━━━━━ Study material

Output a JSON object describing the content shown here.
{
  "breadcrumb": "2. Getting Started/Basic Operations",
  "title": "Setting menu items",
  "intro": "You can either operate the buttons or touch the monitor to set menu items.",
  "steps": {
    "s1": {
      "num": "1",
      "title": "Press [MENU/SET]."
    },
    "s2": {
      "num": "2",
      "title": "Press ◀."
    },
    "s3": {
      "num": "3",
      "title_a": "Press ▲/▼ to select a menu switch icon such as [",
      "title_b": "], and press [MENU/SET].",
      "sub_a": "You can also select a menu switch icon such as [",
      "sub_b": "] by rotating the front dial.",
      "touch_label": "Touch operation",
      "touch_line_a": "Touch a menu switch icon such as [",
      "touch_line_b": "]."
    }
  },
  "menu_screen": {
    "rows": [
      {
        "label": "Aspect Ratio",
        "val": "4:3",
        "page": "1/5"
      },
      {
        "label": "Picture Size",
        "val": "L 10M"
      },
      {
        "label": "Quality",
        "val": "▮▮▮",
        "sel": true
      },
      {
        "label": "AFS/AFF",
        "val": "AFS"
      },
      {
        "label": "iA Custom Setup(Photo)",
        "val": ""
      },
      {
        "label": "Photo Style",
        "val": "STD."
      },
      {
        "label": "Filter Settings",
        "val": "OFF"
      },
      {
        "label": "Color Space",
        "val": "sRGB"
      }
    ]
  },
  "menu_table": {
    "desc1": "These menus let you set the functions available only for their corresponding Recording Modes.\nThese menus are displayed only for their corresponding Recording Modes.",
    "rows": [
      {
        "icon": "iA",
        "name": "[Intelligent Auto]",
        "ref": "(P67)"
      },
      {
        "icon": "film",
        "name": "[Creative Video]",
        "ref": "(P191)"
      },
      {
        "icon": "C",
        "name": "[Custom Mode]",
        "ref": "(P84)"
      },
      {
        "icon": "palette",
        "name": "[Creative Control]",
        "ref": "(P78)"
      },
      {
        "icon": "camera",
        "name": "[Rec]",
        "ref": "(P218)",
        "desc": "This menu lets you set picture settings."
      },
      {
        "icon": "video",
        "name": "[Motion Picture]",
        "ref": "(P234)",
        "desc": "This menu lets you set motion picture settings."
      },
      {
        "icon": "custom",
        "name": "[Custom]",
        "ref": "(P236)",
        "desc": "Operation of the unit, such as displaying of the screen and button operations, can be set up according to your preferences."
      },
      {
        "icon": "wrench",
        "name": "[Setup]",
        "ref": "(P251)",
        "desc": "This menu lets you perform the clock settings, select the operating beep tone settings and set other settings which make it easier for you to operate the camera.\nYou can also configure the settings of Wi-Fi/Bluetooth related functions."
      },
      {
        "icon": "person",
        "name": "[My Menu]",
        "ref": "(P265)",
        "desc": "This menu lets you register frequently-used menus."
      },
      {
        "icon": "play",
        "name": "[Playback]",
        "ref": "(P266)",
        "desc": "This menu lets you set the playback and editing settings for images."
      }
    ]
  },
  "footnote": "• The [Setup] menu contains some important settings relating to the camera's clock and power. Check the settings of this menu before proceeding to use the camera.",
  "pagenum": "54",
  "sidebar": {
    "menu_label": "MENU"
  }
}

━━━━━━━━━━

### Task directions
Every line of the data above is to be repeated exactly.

### Written solution
Output a JSON object describing the content shown here.
{
  "breadcrumb": "2. Getting Started/Basic Operations",
  "title": "Setting menu items",
  "intro": "You can either operate the buttons or touch the monitor to set menu items.",
  "steps": {
    "s1": {
      "num": "1",
      "title": "Press [MENU/SET]."
    },
    "s2": {
      "num": "2",
      "title": "Press ◀."
    },
    "s3": {
      "num": "3",
      "title_a": "Press ▲/▼ to select a menu switch icon such as [",
      "title_b": "], and press [MENU/SET].",
      "sub_a": "You can also select a menu switch icon such as [",
      "sub_b": "] by rotating the front dial.",
      "touch_label": "Touch operation",
      "touch_line_a": "Touch a menu switch icon such as [",
      "touch_line_b": "]."
    }
  },
  "menu_screen": {
    "rows": [
      {
        "label": "Aspect Ratio",
        "val": "4:3",
        "page": "1/5"
      },
      {
        "label": "Picture Size",
        "val": "L 10M"
      },
      {
        "label": "Quality",
        "val": "▮▮▮",
        "sel": true
      },
      {
        "label": "AFS/AFF",
        "val": "AFS"
      },
      {
        "label": "iA Custom Setup(Photo)",
        "val": ""
      },
      {
        "label": "Photo Style",
        "val": "STD."
      },
      {
        "label": "Filter Settings",
        "val": "OFF"
      },
      {
        "label": "Color Space",
        "val": "sRGB"
      }
    ]
  },
  "menu_table": {
    "desc1": "These menus let you set the functions available only for their corresponding Recording Modes.\nThese menus are displayed only for their corresponding Recording Modes.",
    "rows": [
      {
        "icon": "iA",
        "name": "[Intelligent Auto]",
        "ref": "(P67)"
      },
      {
        "icon": "film",
        "name": "[Creative Video]",
        "ref": "(P191)"
      },
      {
        "icon": "C",
        "name": "[Custom Mode]",
        "ref": "(P84)"
      },
      {
        "icon": "palette",
        "name": "[Creative Control]",
        "ref": "(P78)"
      },
      {
        "icon": "camera",
        "name": "[Rec]",
        "ref": "(P218)",
        "desc": "This menu lets you set picture settings."
      },
      {
        "icon": "video",
        "name": "[Motion Picture]",
        "ref": "(P234)",
        "desc": "This menu lets you set motion picture settings."
      },
      {
        "icon": "custom",
        "name": "[Custom]",
        "ref": "(P236)",
        "desc": "Operation of the unit, such as displaying of the screen and button operations, can be set up according to your preferences."
      },
      {
        "icon": "wrench",
        "name": "[Setup]",
        "ref": "(P251)",
        "desc": "This menu lets you perform the clock settings, select the operating beep tone settings and set other settings which make it easier for you to operate the camera.\nYou can also configure the settings of Wi-Fi/Bluetooth related functions."
      },
      {
        "icon": "person",
        "name": "[My Menu]",
        "ref": "(P265)",
        "desc": "This menu lets you register frequently-used menus."
      },
      {
        "icon": "play",
        "name": "[Playback]",
        "ref": "(P266)",
        "desc": "This menu lets you set the playback and editing settings for images."
      }
    ]
  },
  "footnote": "• The [Setup] menu contains some important settings relating to the camera's clock and power. Check the settings of this menu before proceeding to use the camera.",
  "pagenum": "54",
  "sidebar": {
    "menu_label": "MENU"
  }
}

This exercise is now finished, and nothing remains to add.